----- Data listing

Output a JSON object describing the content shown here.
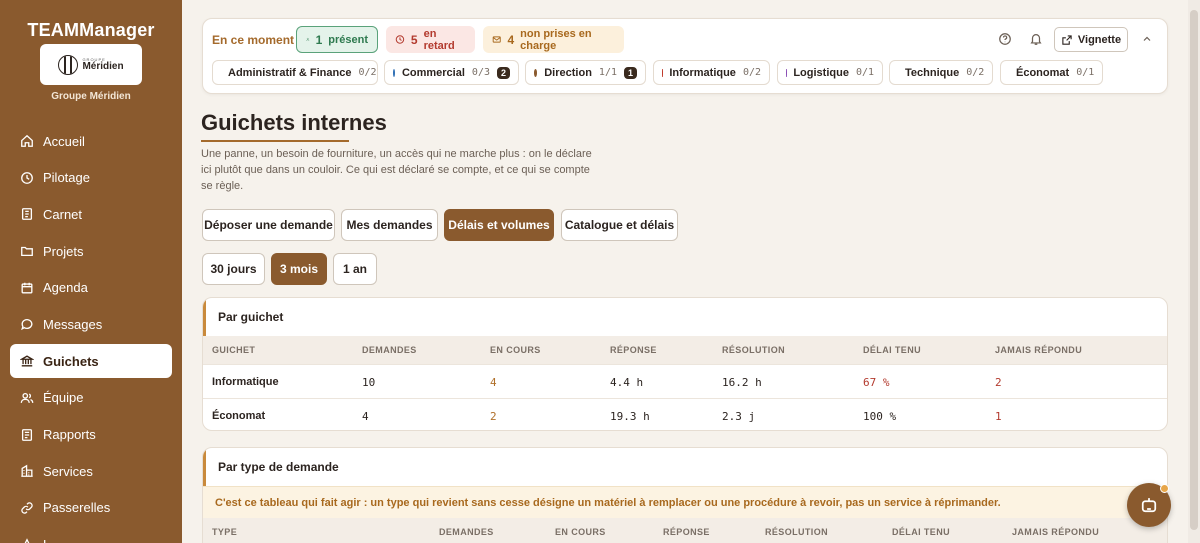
{
  "sidebar": {
    "brand": "TEAMManager",
    "logo_small": "GROUPE",
    "logo_big": "Méridien",
    "org": "Groupe Méridien",
    "items": [
      {
        "label": "Accueil",
        "icon": "home-icon"
      },
      {
        "label": "Pilotage",
        "icon": "clock-icon"
      },
      {
        "label": "Carnet",
        "icon": "book-icon"
      },
      {
        "label": "Projets",
        "icon": "folder-icon"
      },
      {
        "label": "Agenda",
        "icon": "calendar-icon"
      },
      {
        "label": "Messages",
        "icon": "chat-icon"
      },
      {
        "label": "Guichets",
        "icon": "bank-icon",
        "active": true
      },
      {
        "label": "Équipe",
        "icon": "users-icon"
      },
      {
        "label": "Rapports",
        "icon": "report-icon"
      },
      {
        "label": "Services",
        "icon": "building-icon"
      },
      {
        "label": "Passerelles",
        "icon": "link-icon"
      },
      {
        "label": "L",
        "icon": "extra-icon"
      }
    ]
  },
  "top": {
    "now_label": "En ce moment",
    "present": {
      "count": "1",
      "label": "présent"
    },
    "late": {
      "count": "5",
      "label": "en retard"
    },
    "unassigned": {
      "count": "4",
      "label": "non prises en charge"
    },
    "vignette": "Vignette",
    "teams": [
      {
        "name": "Administratif & Finance",
        "ratio": "0/2",
        "color": "#3f7a55"
      },
      {
        "name": "Commercial",
        "ratio": "0/3",
        "badge": "2",
        "color": "#2f6fb5"
      },
      {
        "name": "Direction",
        "ratio": "1/1",
        "badge": "1",
        "color": "#8a5a2e"
      },
      {
        "name": "Informatique",
        "ratio": "0/2",
        "color": "#c0392b"
      },
      {
        "name": "Logistique",
        "ratio": "0/1",
        "color": "#8a4fb5"
      },
      {
        "name": "Technique",
        "ratio": "0/2",
        "color": "#c98a1e"
      },
      {
        "name": "Économat",
        "ratio": "0/1",
        "color": "#4f7a5a"
      }
    ]
  },
  "page": {
    "title": "Guichets internes",
    "description": "Une panne, un besoin de fourniture, un accès qui ne marche plus : on le déclare ici plutôt que dans un couloir. Ce qui est déclaré se compte, et ce qui se compte se règle.",
    "tabs": [
      "Déposer une demande",
      "Mes demandes",
      "Délais et volumes",
      "Catalogue et délais"
    ],
    "active_tab": "Délais et volumes",
    "periods": [
      "30 jours",
      "3 mois",
      "1 an"
    ],
    "active_period": "3 mois"
  },
  "by_desk": {
    "title": "Par guichet",
    "columns": [
      "GUICHET",
      "DEMANDES",
      "EN COURS",
      "RÉPONSE",
      "RÉSOLUTION",
      "DÉLAI TENU",
      "JAMAIS RÉPONDU"
    ],
    "rows": [
      [
        "Informatique",
        "10",
        "4",
        "4.4 h",
        "16.2 h",
        "67 %",
        "2"
      ],
      [
        "Économat",
        "4",
        "2",
        "19.3 h",
        "2.3 j",
        "100 %",
        "1"
      ]
    ]
  },
  "by_type": {
    "title": "Par type de demande",
    "note": "C'est ce tableau qui fait agir : un type qui revient sans cesse désigne un matériel à remplacer ou une procédure à revoir, pas un service à réprimander.",
    "columns": [
      "TYPE",
      "DEMANDES",
      "EN COURS",
      "RÉPONSE",
      "RÉSOLUTION",
      "DÉLAI TENU",
      "JAMAIS RÉPONDU"
    ]
  }
}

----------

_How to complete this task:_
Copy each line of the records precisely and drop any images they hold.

_Response to this exercise:_
Output a JSON object describing the content shown here.
{
  "sidebar": {
    "brand": "TEAMManager",
    "logo_small": "GROUPE",
    "logo_big": "Méridien",
    "org": "Groupe Méridien",
    "items": [
      {
        "label": "Accueil",
        "icon": "home-icon"
      },
      {
        "label": "Pilotage",
        "icon": "clock-icon"
      },
      {
        "label": "Carnet",
        "icon": "book-icon"
      },
      {
        "label": "Projets",
        "icon": "folder-icon"
      },
      {
        "label": "Agenda",
        "icon": "calendar-icon"
      },
      {
        "label": "Messages",
        "icon": "chat-icon"
      },
      {
        "label": "Guichets",
        "icon": "bank-icon",
        "active": true
      },
      {
        "label": "Équipe",
        "icon": "users-icon"
      },
      {
        "label": "Rapports",
        "icon": "report-icon"
      },
      {
        "label": "Services",
        "icon": "building-icon"
      },
      {
        "label": "Passerelles",
        "icon": "link-icon"
      },
      {
        "label": "L",
        "icon": "extra-icon"
      }
    ]
  },
  "top": {
    "now_label": "En ce moment",
    "present": {
      "count": "1",
      "label": "présent"
    },
    "late": {
      "count": "5",
      "label": "en retard"
    },
    "unassigned": {
      "count": "4",
      "label": "non prises en charge"
    },
    "vignette": "Vignette",
    "teams": [
      {
        "name": "Administratif & Finance",
        "ratio": "0/2",
        "color": "#3f7a55"
      },
      {
        "name": "Commercial",
        "ratio": "0/3",
        "badge": "2",
        "color": "#2f6fb5"
      },
      {
        "name": "Direction",
        "ratio": "1/1",
        "badge": "1",
        "color": "#8a5a2e"
      },
      {
        "name": "Informatique",
        "ratio": "0/2",
        "color": "#c0392b"
      },
      {
        "name": "Logistique",
        "ratio": "0/1",
        "color": "#8a4fb5"
      },
      {
        "name": "Technique",
        "ratio": "0/2",
        "color": "#c98a1e"
      },
      {
        "name": "Économat",
        "ratio": "0/1",
        "color": "#4f7a5a"
      }
    ]
  },
  "page": {
    "title": "Guichets internes",
    "description": "Une panne, un besoin de fourniture, un accès qui ne marche plus : on le déclare ici plutôt que dans un couloir. Ce qui est déclaré se compte, et ce qui se compte se règle.",
    "tabs": [
      "Déposer une demande",
      "Mes demandes",
      "Délais et volumes",
      "Catalogue et délais"
    ],
    "active_tab": "Délais et volumes",
    "periods": [
      "30 jours",
      "3 mois",
      "1 an"
    ],
    "active_period": "3 mois"
  },
  "by_desk": {
    "title": "Par guichet",
    "columns": [
      "GUICHET",
      "DEMANDES",
      "EN COURS",
      "RÉPONSE",
      "RÉSOLUTION",
      "DÉLAI TENU",
      "JAMAIS RÉPONDU"
    ],
    "rows": [
      [
        "Informatique",
        "10",
        "4",
        "4.4 h",
        "16.2 h",
        "67 %",
        "2"
      ],
      [
        "Économat",
        "4",
        "2",
        "19.3 h",
        "2.3 j",
        "100 %",
        "1"
      ]
    ]
  },
  "by_type": {
    "title": "Par type de demande",
    "note": "C'est ce tableau qui fait agir : un type qui revient sans cesse désigne un matériel à remplacer ou une procédure à revoir, pas un service à réprimander.",
    "columns": [
      "TYPE",
      "DEMANDES",
      "EN COURS",
      "RÉPONSE",
      "RÉSOLUTION",
      "DÉLAI TENU",
      "JAMAIS RÉPONDU"
    ]
  }
}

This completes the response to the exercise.